Gather all lines in the data that hold the string "Objekt".

Data supplied section start

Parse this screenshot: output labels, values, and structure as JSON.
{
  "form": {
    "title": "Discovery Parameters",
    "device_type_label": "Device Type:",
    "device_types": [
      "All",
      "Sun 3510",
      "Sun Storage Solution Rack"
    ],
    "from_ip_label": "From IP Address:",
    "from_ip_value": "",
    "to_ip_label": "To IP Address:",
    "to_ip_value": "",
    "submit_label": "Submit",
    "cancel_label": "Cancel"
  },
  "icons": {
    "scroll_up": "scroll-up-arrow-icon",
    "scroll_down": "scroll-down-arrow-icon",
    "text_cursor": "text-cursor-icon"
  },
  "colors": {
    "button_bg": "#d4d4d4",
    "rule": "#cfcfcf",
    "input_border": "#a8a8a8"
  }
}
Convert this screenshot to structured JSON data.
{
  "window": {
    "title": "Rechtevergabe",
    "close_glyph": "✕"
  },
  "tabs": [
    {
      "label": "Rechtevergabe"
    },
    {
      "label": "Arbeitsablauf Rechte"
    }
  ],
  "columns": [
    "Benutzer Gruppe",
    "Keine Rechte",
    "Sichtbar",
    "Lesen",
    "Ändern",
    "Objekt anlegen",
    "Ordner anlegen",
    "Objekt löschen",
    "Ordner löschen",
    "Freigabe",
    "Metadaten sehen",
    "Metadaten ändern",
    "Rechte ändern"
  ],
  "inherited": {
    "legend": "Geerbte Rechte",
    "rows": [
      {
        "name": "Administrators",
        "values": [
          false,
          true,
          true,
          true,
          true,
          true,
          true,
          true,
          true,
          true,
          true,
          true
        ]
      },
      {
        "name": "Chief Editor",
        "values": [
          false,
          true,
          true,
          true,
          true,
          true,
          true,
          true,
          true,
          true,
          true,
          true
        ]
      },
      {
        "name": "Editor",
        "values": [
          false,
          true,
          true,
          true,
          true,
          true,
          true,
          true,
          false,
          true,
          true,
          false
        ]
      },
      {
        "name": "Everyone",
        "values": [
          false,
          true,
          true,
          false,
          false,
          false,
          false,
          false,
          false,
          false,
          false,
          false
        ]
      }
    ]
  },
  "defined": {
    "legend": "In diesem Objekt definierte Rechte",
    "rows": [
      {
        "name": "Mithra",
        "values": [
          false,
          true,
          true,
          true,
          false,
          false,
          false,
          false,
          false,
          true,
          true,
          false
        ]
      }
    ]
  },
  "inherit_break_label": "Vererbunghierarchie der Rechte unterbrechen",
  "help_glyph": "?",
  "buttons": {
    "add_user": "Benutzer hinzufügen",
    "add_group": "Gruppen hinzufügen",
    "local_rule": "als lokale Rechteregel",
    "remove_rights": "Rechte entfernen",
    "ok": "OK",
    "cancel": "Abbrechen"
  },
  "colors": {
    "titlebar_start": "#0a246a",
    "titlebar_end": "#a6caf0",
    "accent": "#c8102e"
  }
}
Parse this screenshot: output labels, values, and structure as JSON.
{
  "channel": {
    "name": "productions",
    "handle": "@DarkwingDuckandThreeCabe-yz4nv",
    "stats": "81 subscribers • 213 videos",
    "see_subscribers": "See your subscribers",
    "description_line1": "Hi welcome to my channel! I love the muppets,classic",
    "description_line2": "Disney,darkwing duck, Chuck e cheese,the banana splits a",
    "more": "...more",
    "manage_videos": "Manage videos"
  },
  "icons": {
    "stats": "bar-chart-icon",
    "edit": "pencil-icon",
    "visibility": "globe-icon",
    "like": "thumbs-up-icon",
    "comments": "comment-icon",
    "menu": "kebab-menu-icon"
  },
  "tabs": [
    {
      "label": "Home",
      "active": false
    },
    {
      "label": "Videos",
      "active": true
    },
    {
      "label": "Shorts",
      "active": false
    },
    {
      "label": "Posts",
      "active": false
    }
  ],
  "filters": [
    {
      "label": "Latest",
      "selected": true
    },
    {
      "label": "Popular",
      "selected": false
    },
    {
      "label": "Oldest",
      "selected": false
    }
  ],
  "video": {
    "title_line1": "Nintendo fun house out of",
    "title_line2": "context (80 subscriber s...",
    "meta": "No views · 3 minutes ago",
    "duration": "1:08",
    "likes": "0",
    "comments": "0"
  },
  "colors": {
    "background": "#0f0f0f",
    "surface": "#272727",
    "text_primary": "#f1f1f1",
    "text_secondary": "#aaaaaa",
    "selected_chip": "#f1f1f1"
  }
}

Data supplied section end

■ Response area:
    "Objekt anlegen",
    "Objekt löschen",
    "legend": "In diesem Objekt definierte Rechte",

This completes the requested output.